(Given data)
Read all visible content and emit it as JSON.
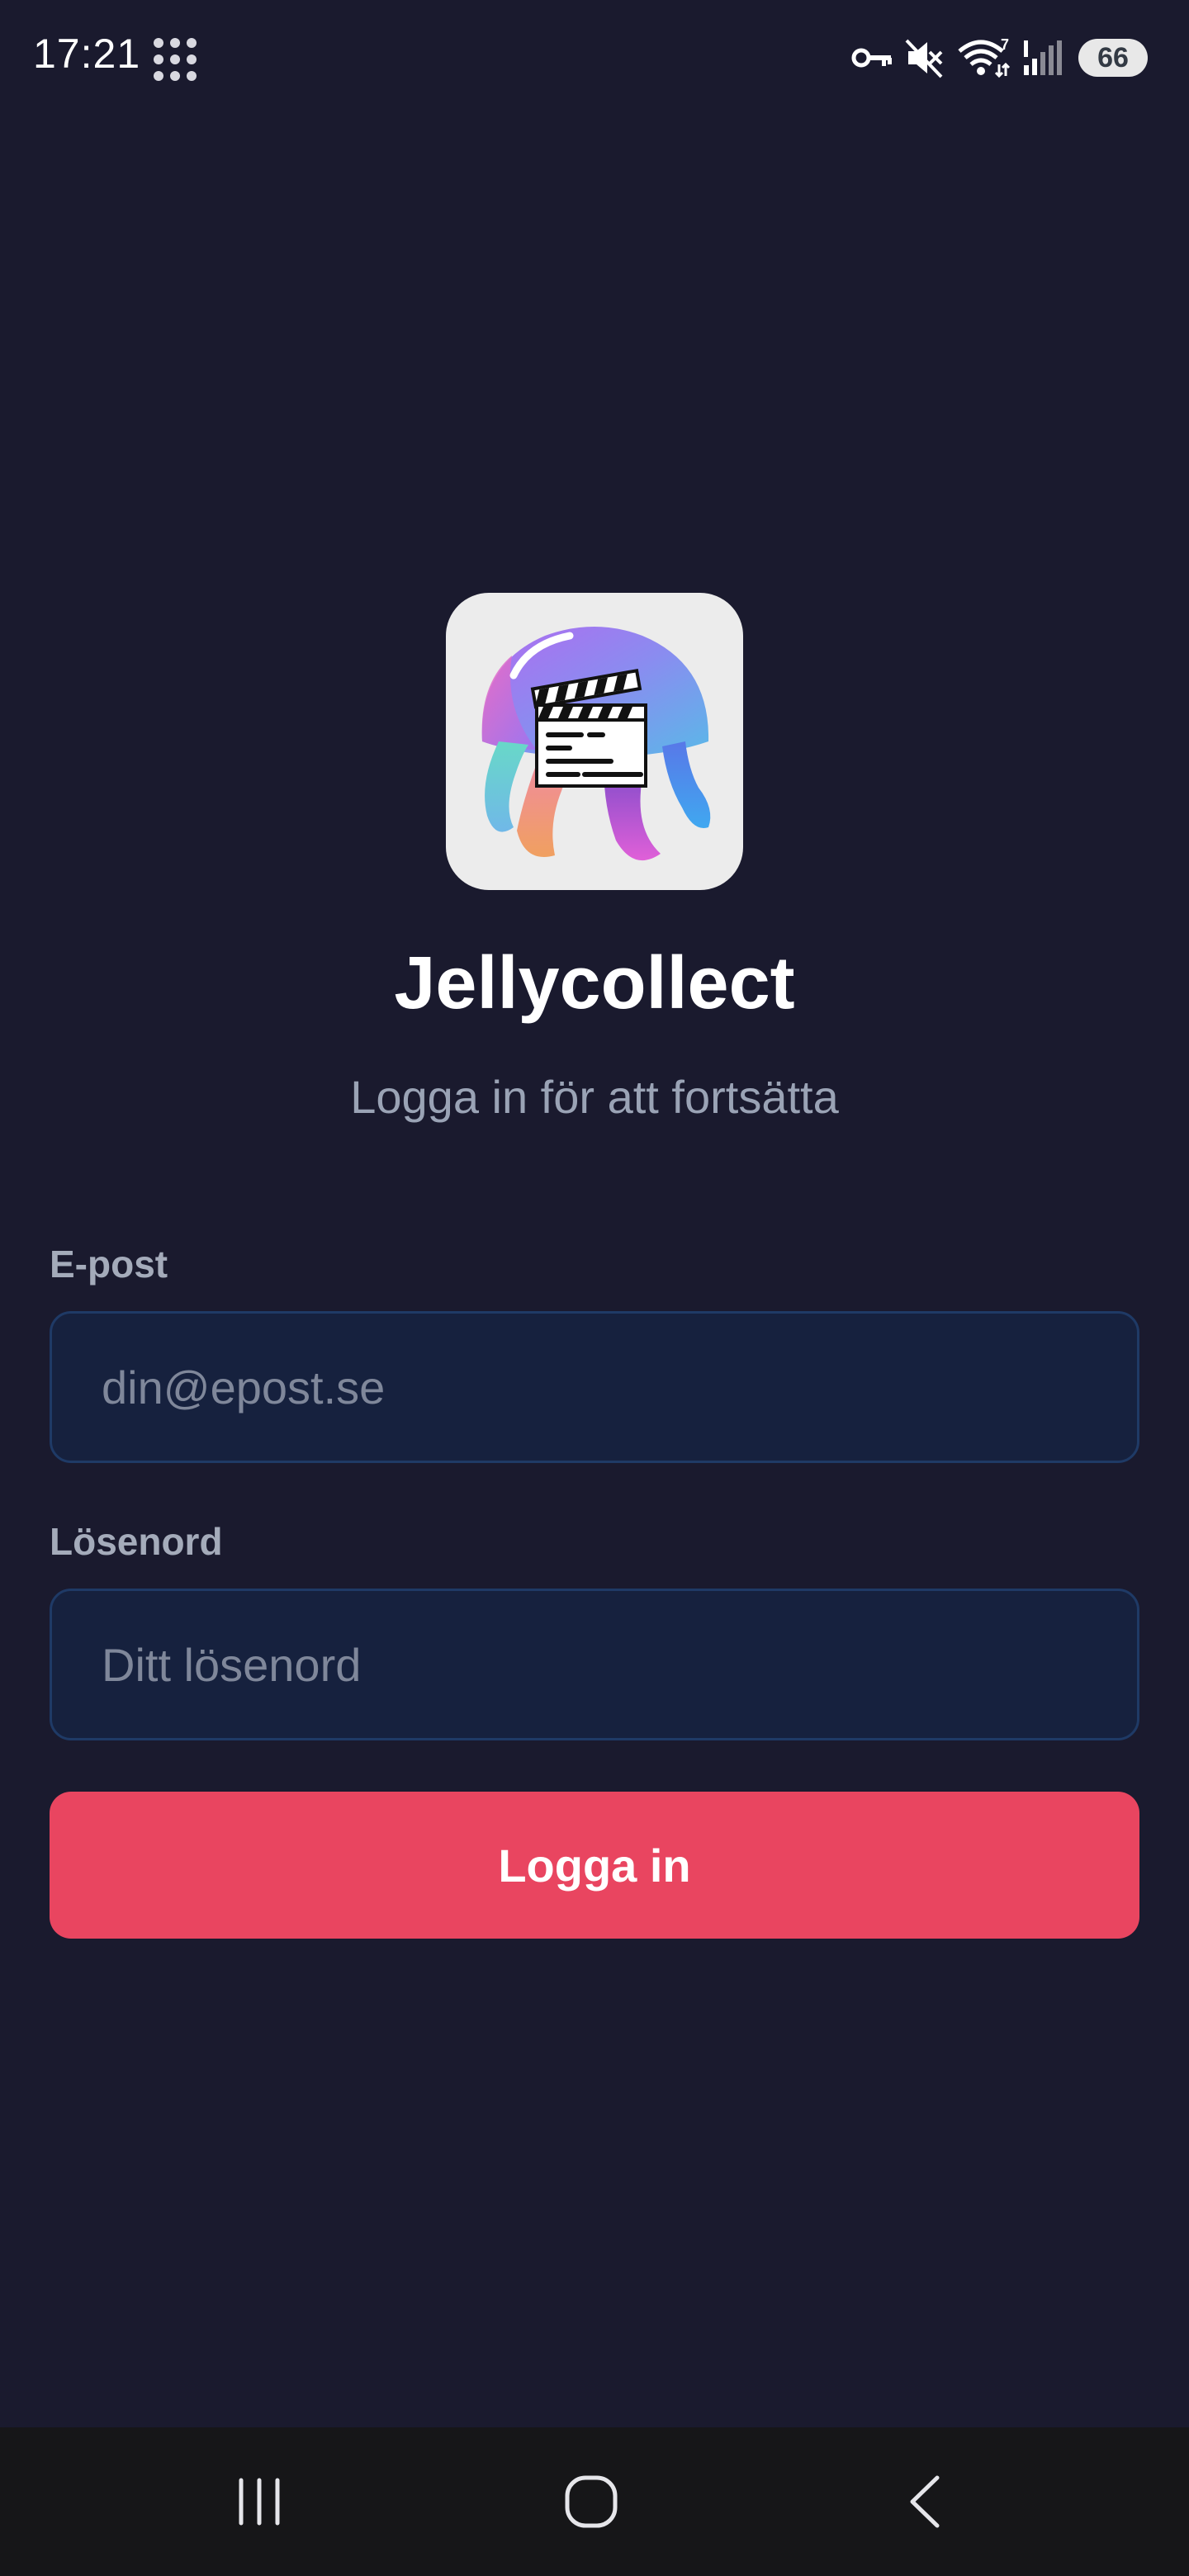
{
  "status_bar": {
    "time": "17:21",
    "wifi_badge": "7",
    "battery": "66",
    "icons": [
      "app-grid-icon",
      "vpn-key-icon",
      "mute-icon",
      "wifi-icon",
      "signal-icon",
      "battery-icon"
    ]
  },
  "app": {
    "logo_icon": "jellyfish-clapperboard-logo",
    "name": "Jellycollect",
    "subtitle": "Logga in för att fortsätta"
  },
  "form": {
    "email_label": "E-post",
    "email_placeholder": "din@epost.se",
    "email_value": "",
    "password_label": "Lösenord",
    "password_placeholder": "Ditt lösenord",
    "password_value": "",
    "submit_label": "Logga in"
  },
  "nav_bar": {
    "icons": [
      "recents-icon",
      "home-icon",
      "back-icon"
    ]
  },
  "colors": {
    "background": "#1a1a2e",
    "input_background": "#16213e",
    "input_border": "#1f3a66",
    "accent": "#e94560",
    "muted_text": "#9aa3b5",
    "nav_background": "#161618"
  }
}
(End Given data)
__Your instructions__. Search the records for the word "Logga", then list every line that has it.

__Answer to the exercise__.
    "subtitle": "Logga in för att fortsätta"
    "submit_label": "Logga in"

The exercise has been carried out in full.